I know, I know…it’s a common word that most consumers understand and can relate to … however every time I type that “b” word I shudder — and cannot finish typing it!
I relate it to eating potato chips — once you open the bag, it’s hard to stop. And, I am personally very afraid to start using that “b” word because this “credit union enthusiast” believes in the power of words and their message.
I advocate “keeping purpose constant” and protecting credit union uniqueness — and if this consummate credit union enthusiast caves, what next?!
Help me get past it and over it — or remind me to stand firm.
The responses to her question were undoubtedly interesting and polar. The following were suggested alternatives and some reactions:
- Online Access
- CU’r money on line ; CU’r money on line
- Internet Branch
- Online bill pay
- Online account access
- Online Branch
- Online transactions
- Visit your credit union online
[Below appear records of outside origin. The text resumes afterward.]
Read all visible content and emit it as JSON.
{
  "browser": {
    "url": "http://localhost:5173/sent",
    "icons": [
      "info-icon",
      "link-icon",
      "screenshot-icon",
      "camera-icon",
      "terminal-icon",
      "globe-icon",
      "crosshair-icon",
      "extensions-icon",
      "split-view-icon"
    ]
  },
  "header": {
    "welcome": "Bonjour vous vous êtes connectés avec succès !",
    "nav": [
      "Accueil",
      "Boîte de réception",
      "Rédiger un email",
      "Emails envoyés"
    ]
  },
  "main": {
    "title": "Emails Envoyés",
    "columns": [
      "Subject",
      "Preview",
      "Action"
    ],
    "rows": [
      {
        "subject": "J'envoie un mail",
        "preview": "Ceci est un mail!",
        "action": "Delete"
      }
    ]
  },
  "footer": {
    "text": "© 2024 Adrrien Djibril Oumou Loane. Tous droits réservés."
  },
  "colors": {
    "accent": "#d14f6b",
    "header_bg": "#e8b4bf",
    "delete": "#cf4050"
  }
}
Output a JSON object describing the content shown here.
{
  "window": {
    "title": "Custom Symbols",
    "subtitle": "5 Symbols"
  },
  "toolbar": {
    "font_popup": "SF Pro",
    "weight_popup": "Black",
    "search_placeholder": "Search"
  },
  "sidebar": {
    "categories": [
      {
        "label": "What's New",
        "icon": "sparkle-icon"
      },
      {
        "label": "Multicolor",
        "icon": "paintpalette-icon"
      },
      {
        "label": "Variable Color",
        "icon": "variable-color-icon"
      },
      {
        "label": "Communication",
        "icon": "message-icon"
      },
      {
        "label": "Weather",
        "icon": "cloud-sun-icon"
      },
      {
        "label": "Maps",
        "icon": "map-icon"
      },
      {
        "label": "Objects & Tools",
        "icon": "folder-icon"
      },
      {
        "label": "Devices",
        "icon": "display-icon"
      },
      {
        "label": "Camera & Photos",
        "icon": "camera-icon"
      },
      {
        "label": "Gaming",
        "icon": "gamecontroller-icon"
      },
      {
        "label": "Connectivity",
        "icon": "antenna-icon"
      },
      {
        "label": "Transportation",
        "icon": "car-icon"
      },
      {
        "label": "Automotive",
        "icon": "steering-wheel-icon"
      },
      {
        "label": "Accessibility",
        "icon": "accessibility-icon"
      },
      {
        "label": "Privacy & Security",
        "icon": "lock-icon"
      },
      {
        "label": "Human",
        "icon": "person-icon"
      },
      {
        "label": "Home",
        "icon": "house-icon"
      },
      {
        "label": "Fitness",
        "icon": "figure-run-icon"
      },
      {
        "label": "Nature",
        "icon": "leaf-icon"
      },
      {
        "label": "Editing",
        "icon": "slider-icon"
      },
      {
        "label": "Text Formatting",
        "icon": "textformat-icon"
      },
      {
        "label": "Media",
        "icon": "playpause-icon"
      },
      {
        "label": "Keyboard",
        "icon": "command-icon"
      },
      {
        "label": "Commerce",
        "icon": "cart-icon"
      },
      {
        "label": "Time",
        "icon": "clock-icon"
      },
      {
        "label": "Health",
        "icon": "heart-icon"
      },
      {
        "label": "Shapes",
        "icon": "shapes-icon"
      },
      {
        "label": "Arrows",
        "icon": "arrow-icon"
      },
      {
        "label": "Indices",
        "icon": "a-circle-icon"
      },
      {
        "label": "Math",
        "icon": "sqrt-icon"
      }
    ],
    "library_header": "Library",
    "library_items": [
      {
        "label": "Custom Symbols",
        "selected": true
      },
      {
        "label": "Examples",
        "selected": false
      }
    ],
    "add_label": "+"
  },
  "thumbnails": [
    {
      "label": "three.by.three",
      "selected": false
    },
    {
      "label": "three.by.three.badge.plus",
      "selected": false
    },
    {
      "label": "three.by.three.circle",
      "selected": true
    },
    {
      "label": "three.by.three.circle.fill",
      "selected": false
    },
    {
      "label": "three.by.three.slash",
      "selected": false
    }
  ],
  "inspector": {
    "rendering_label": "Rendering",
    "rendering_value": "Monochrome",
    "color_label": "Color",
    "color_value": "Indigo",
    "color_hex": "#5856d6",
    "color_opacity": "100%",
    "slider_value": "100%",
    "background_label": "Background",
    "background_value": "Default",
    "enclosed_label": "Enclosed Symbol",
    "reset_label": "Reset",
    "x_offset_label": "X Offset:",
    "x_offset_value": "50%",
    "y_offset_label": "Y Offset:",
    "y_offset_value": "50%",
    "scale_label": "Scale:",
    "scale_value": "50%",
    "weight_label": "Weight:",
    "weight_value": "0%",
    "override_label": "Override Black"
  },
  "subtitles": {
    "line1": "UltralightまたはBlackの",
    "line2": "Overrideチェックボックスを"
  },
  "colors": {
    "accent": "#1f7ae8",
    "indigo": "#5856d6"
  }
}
- CU Online
- E-account; e-share
- online finances
- Online branching
- Home branch
- Online member access
- CU Acce$$
“Online banking is a verb and the way people refer to the act. Trying to use something else will confuse your current and potential members and they will avoid the product because they won’t understand what it is. Don’t let the word hang you up. Your job is to grow the credit union, make it stronger and make sure it is there for future generations.”
“I’ve dabbled in the use of “b” word from time to time but only when there was no other alternative and then I’ve gone back to more comfortable phrasing. While it is true that banking is a word with strong identity so is anything that references accessing your finances via PCs or other devices. Stay “b” free if possible.
“…And with the image of banks today, I believe we should establish this as the generic verbiage for credit unions like on-line banking is the 4 letter word. Let’s separate credit unions from those guys!”
“This issue of terminology seems to be endemic to CU land, dividing the cooperative purists from those who say – let’s get with it and use current financial services terminology. …It’s hard to fight the trend.”
“We’re only going to marginalize ourselves if we don’t use the common language. Like a trout swimming upstream all year long!”
“The problem is not with the B word. The word “banking” is defined as the business of a bank. That must mean that we need to define what the business of a credit union is…”
“It’s dangerous for credit unions to continue to straddle the fence … you’re either a bank or you’re a credit union. We need to stop blurring the lines because their failures become ours in the mind of the consumer.”
What do you think?